dir. Richard Linklater
An ambitious project that took 12 years to make, Richard Linklater‘s “Boyhood” is a beautiful portrait of what it is like to grow up in 21st century America. Following the story of Mason Evans Jr. (Ellar Coltrane) from ages 6 to 18, we experience the highs and lows of family life with him as he moves around, experiments with different hobbies and interests, and builds unique relationships. We also get to see the highs and lows of the lives of his divorced parents, with incredible performances from Academy Award nominee Ethan Hawke and Academy Award winner Patricia Arquette. The natural and documentary-esque technique of aging its characters in real time makes “Boyhood” worth revisiting time and time again, as you can choose which of the major characters you have related to at any point in life.
dir. Barry Jenkins

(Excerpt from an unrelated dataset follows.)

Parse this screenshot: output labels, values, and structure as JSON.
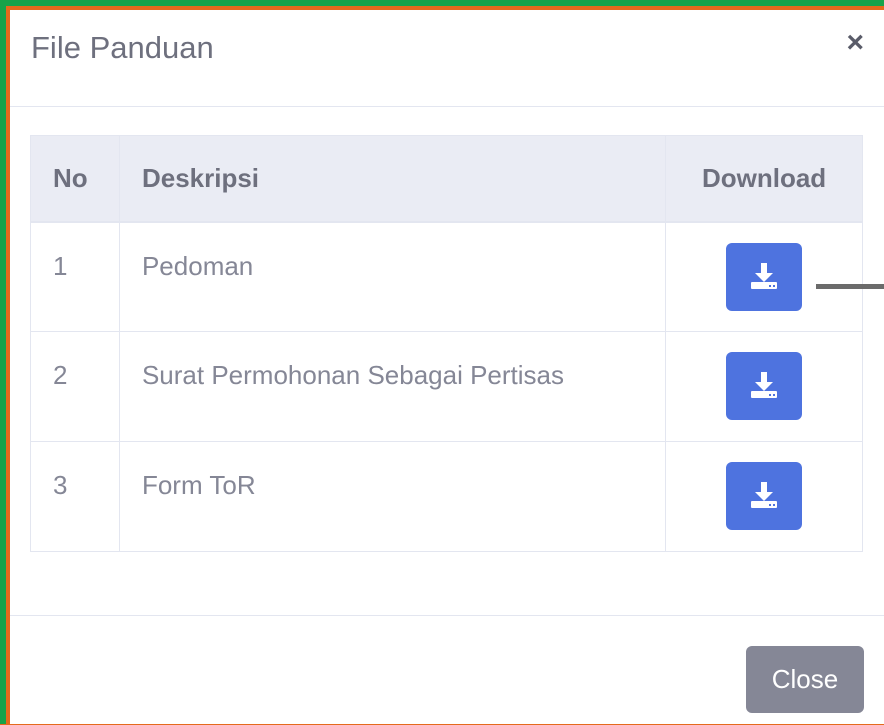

Not just the best indie drama of the past decade, but arguably the crowning cinematic achievement of the 2010s was Barry Jenkins‘ “Moonlight.” The film is a three-phase story of Chiron (portrayed in different phases by Alex Hibbert, Ashton Sanders, and Trevante Rhodes), a young black man in Liberty City, Miami who constantly struggles with and reshapes his persona. Over many years, his relationships with his mentor Juan (Academy Award winner Mahershala Ali), his mother Paula (Academy Award nominee Naomie Harris), and his best friend/lover Kevin (Jaden Piner, Jharrel Jerome, and Andre Holland) are depicted, as well as the many struggles he faces while growing up unsure of who he really is. The film’s examination of black masculinity, personal identity, and sexuality all make it a riveting and unique character study unlike anything before or since.